→ Component data from apps and pages
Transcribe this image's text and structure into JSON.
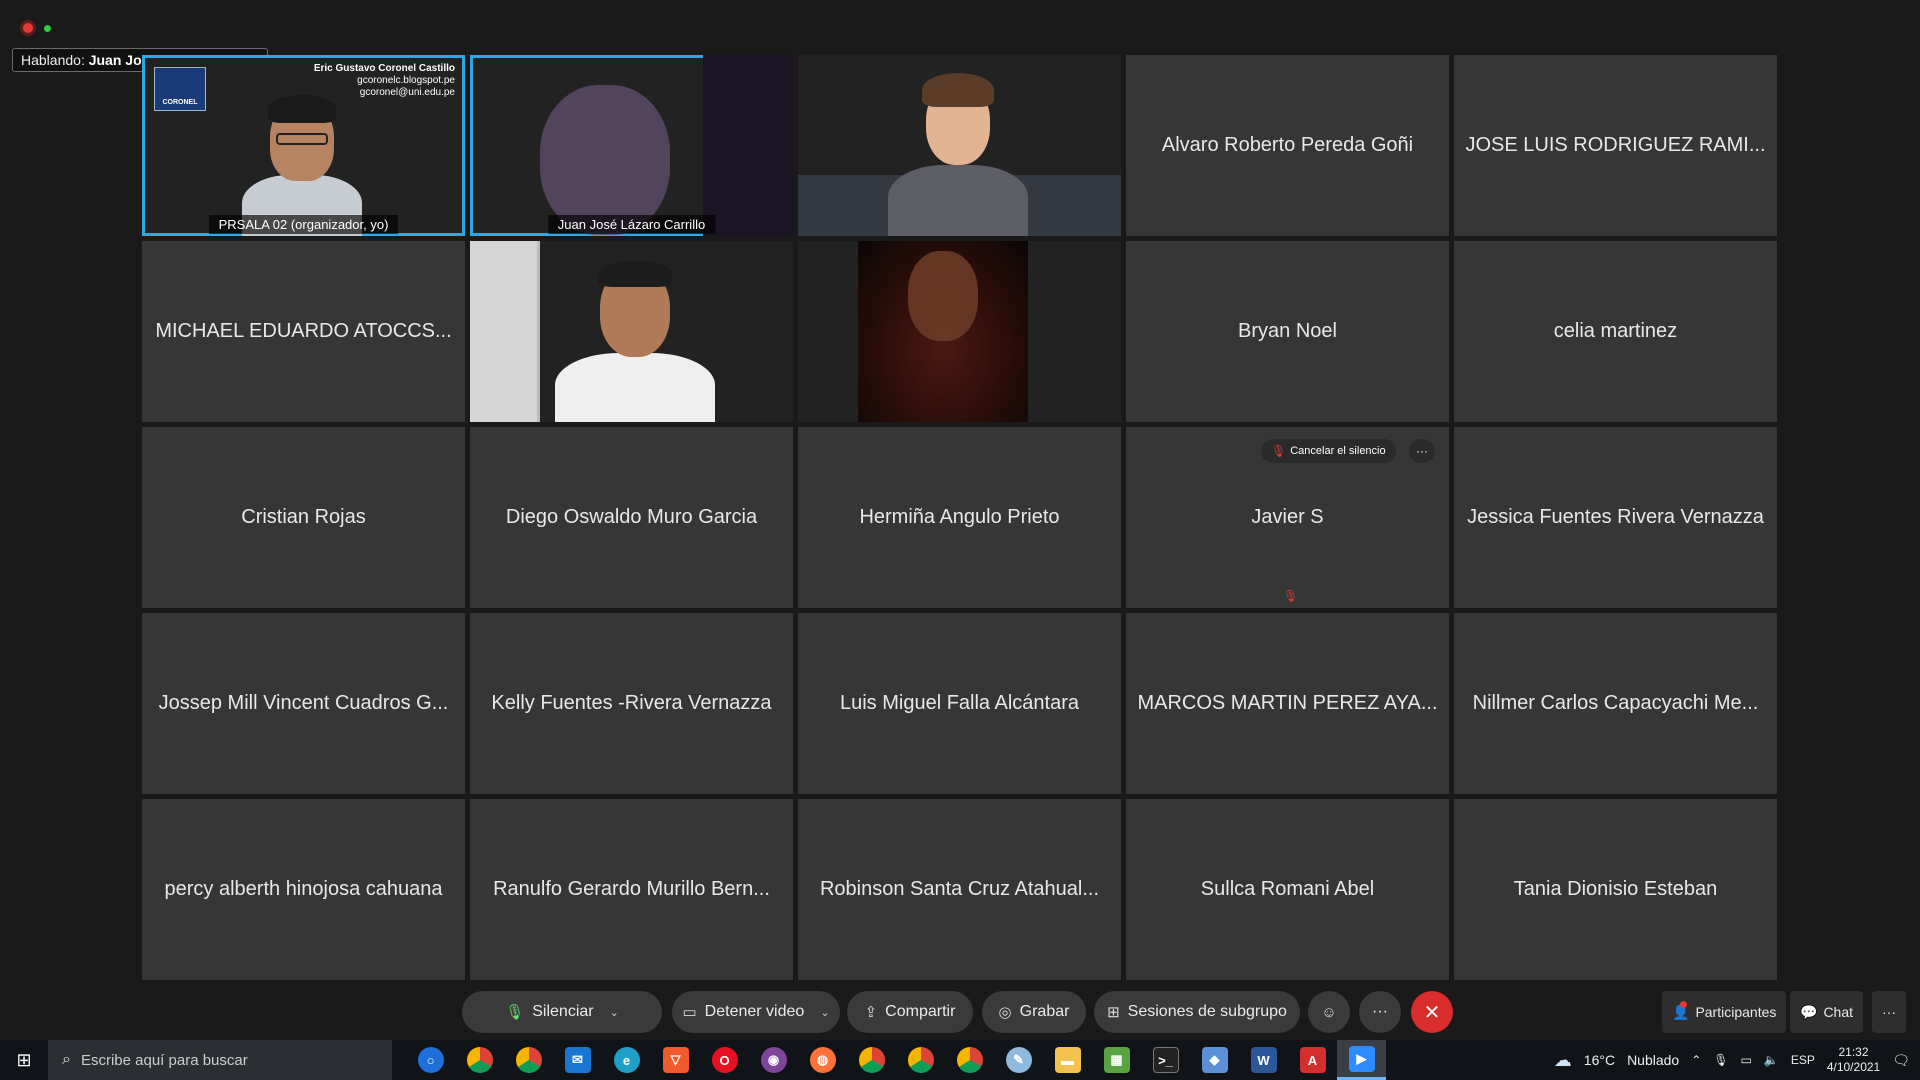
{
  "speaking": {
    "prefix": "Hablando:",
    "name": "Juan José Lázaro Carrillo"
  },
  "tiles": {
    "t1": {
      "badge": "PRSALA 02  (organizador, yo)",
      "overlay_title": "Eric Gustavo Coronel Castillo",
      "overlay_line2": "gcoronelc.blogspot.pe",
      "overlay_line3": "gcoronel@uni.edu.pe",
      "logo_text": "CORONEL"
    },
    "t2": {
      "badge": "Juan José Lázaro Carrillo"
    },
    "t4": {
      "name": "Alvaro Roberto Pereda Goñi"
    },
    "t5": {
      "name": "JOSE LUIS RODRIGUEZ RAMI..."
    },
    "t6": {
      "name": "MICHAEL EDUARDO ATOCCS..."
    },
    "t9": {
      "name": "Bryan Noel"
    },
    "t10": {
      "name": "celia martinez"
    },
    "t11": {
      "name": "Cristian Rojas"
    },
    "t12": {
      "name": "Diego Oswaldo Muro Garcia"
    },
    "t13": {
      "name": "Hermiña Angulo Prieto"
    },
    "t14": {
      "name": "Javier S",
      "unmute_label": "Cancelar el silencio",
      "more_label": "···"
    },
    "t15": {
      "name": "Jessica Fuentes Rivera Vernazza"
    },
    "t16": {
      "name": "Jossep Mill Vincent Cuadros G..."
    },
    "t17": {
      "name": "Kelly Fuentes -Rivera Vernazza"
    },
    "t18": {
      "name": "Luis Miguel Falla Alcántara"
    },
    "t19": {
      "name": "MARCOS MARTIN PEREZ AYA..."
    },
    "t20": {
      "name": "Nillmer Carlos Capacyachi Me..."
    },
    "t21": {
      "name": "percy alberth hinojosa cahuana"
    },
    "t22": {
      "name": "Ranulfo Gerardo Murillo Bern..."
    },
    "t23": {
      "name": "Robinson Santa Cruz Atahual..."
    },
    "t24": {
      "name": "Sullca Romani Abel"
    },
    "t25": {
      "name": "Tania Dionisio Esteban"
    }
  },
  "toolbar": {
    "mute": "Silenciar",
    "video": "Detener video",
    "share": "Compartir",
    "record": "Grabar",
    "breakout": "Sesiones de subgrupo",
    "more": "···",
    "participants": "Participantes",
    "chat": "Chat",
    "right_more": "···"
  },
  "taskbar": {
    "search_placeholder": "Escribe aquí para buscar",
    "temperature": "16°C",
    "weather": "Nublado",
    "lang": "ESP",
    "time": "21:32",
    "date": "4/10/2021"
  },
  "colors": {
    "active_border": "#2fa8e6",
    "leave_red": "#d92c2c",
    "tile_bg": "#363636"
  }
}
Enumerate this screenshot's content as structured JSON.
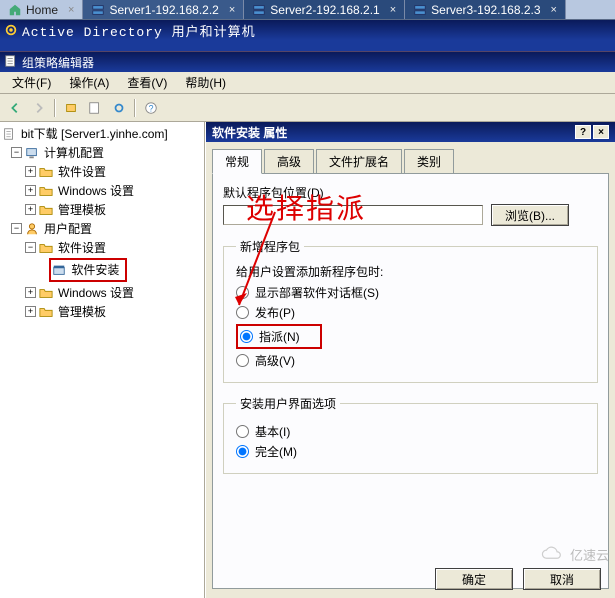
{
  "top_tabs": {
    "home": "Home",
    "server1": "Server1-192.168.2.2",
    "server2": "Server2-192.168.2.1",
    "server3": "Server3-192.168.2.3"
  },
  "ad_title": "Active Directory 用户和计算机",
  "gpo_title": "组策略编辑器",
  "menu": {
    "file": "文件(F)",
    "action": "操作(A)",
    "view": "查看(V)",
    "help": "帮助(H)"
  },
  "tree": {
    "root": "bit下载 [Server1.yinhe.com]",
    "computer_config": "计算机配置",
    "software_settings": "软件设置",
    "windows_settings": "Windows 设置",
    "admin_templates": "管理模板",
    "user_config": "用户配置",
    "software_install": "软件安装",
    "windows_settings2": "Windows 设置",
    "admin_templates2": "管理模板"
  },
  "dialog": {
    "title": "软件安装 属性",
    "tabs": {
      "general": "常规",
      "advanced": "高级",
      "file_ext": "文件扩展名",
      "categories": "类别"
    },
    "default_pkg_label": "默认程序包位置(D)",
    "default_pkg_value": "",
    "browse": "浏览(B)...",
    "group_new": "新增程序包",
    "new_pkg_text": "给用户设置添加新程序包时:",
    "show_dialog": "显示部署软件对话框(S)",
    "publish": "发布(P)",
    "assign": "指派(N)",
    "advanced": "高级(V)",
    "group_ui": "安装用户界面选项",
    "basic": "基本(I)",
    "full": "完全(M)",
    "ok": "确定",
    "cancel": "取消"
  },
  "annotation": "选择指派",
  "watermark": "亿速云"
}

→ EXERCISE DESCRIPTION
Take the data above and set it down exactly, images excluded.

→ TASK ANSWER
Transcribe this image's text and structure into JSON.
{
  "speaking": {
    "prefix": "Hablando:",
    "name": "Juan José Lázaro Carrillo"
  },
  "tiles": {
    "t1": {
      "badge": "PRSALA 02  (organizador, yo)",
      "overlay_title": "Eric Gustavo Coronel Castillo",
      "overlay_line2": "gcoronelc.blogspot.pe",
      "overlay_line3": "gcoronel@uni.edu.pe",
      "logo_text": "CORONEL"
    },
    "t2": {
      "badge": "Juan José Lázaro Carrillo"
    },
    "t4": {
      "name": "Alvaro Roberto Pereda Goñi"
    },
    "t5": {
      "name": "JOSE LUIS RODRIGUEZ RAMI..."
    },
    "t6": {
      "name": "MICHAEL EDUARDO ATOCCS..."
    },
    "t9": {
      "name": "Bryan Noel"
    },
    "t10": {
      "name": "celia martinez"
    },
    "t11": {
      "name": "Cristian Rojas"
    },
    "t12": {
      "name": "Diego Oswaldo Muro Garcia"
    },
    "t13": {
      "name": "Hermiña Angulo Prieto"
    },
    "t14": {
      "name": "Javier S",
      "unmute_label": "Cancelar el silencio",
      "more_label": "···"
    },
    "t15": {
      "name": "Jessica Fuentes Rivera Vernazza"
    },
    "t16": {
      "name": "Jossep Mill Vincent Cuadros G..."
    },
    "t17": {
      "name": "Kelly Fuentes -Rivera Vernazza"
    },
    "t18": {
      "name": "Luis Miguel Falla Alcántara"
    },
    "t19": {
      "name": "MARCOS MARTIN PEREZ AYA..."
    },
    "t20": {
      "name": "Nillmer Carlos Capacyachi Me..."
    },
    "t21": {
      "name": "percy alberth hinojosa cahuana"
    },
    "t22": {
      "name": "Ranulfo Gerardo Murillo Bern..."
    },
    "t23": {
      "name": "Robinson Santa Cruz Atahual..."
    },
    "t24": {
      "name": "Sullca Romani Abel"
    },
    "t25": {
      "name": "Tania Dionisio Esteban"
    }
  },
  "toolbar": {
    "mute": "Silenciar",
    "video": "Detener video",
    "share": "Compartir",
    "record": "Grabar",
    "breakout": "Sesiones de subgrupo",
    "more": "···",
    "participants": "Participantes",
    "chat": "Chat",
    "right_more": "···"
  },
  "taskbar": {
    "search_placeholder": "Escribe aquí para buscar",
    "temperature": "16°C",
    "weather": "Nublado",
    "lang": "ESP",
    "time": "21:32",
    "date": "4/10/2021"
  },
  "colors": {
    "active_border": "#2fa8e6",
    "leave_red": "#d92c2c",
    "tile_bg": "#363636"
  }
}
Enumerate this screenshot's content as structured JSON.
{
  "top_tabs": {
    "home": "Home",
    "server1": "Server1-192.168.2.2",
    "server2": "Server2-192.168.2.1",
    "server3": "Server3-192.168.2.3"
  },
  "ad_title": "Active Directory 用户和计算机",
  "gpo_title": "组策略编辑器",
  "menu": {
    "file": "文件(F)",
    "action": "操作(A)",
    "view": "查看(V)",
    "help": "帮助(H)"
  },
  "tree": {
    "root": "bit下载 [Server1.yinhe.com]",
    "computer_config": "计算机配置",
    "software_settings": "软件设置",
    "windows_settings": "Windows 设置",
    "admin_templates": "管理模板",
    "user_config": "用户配置",
    "software_install": "软件安装",
    "windows_settings2": "Windows 设置",
    "admin_templates2": "管理模板"
  },
  "dialog": {
    "title": "软件安装 属性",
    "tabs": {
      "general": "常规",
      "advanced": "高级",
      "file_ext": "文件扩展名",
      "categories": "类别"
    },
    "default_pkg_label": "默认程序包位置(D)",
    "default_pkg_value": "",
    "browse": "浏览(B)...",
    "group_new": "新增程序包",
    "new_pkg_text": "给用户设置添加新程序包时:",
    "show_dialog": "显示部署软件对话框(S)",
    "publish": "发布(P)",
    "assign": "指派(N)",
    "advanced": "高级(V)",
    "group_ui": "安装用户界面选项",
    "basic": "基本(I)",
    "full": "完全(M)",
    "ok": "确定",
    "cancel": "取消"
  },
  "annotation": "选择指派",
  "watermark": "亿速云"
}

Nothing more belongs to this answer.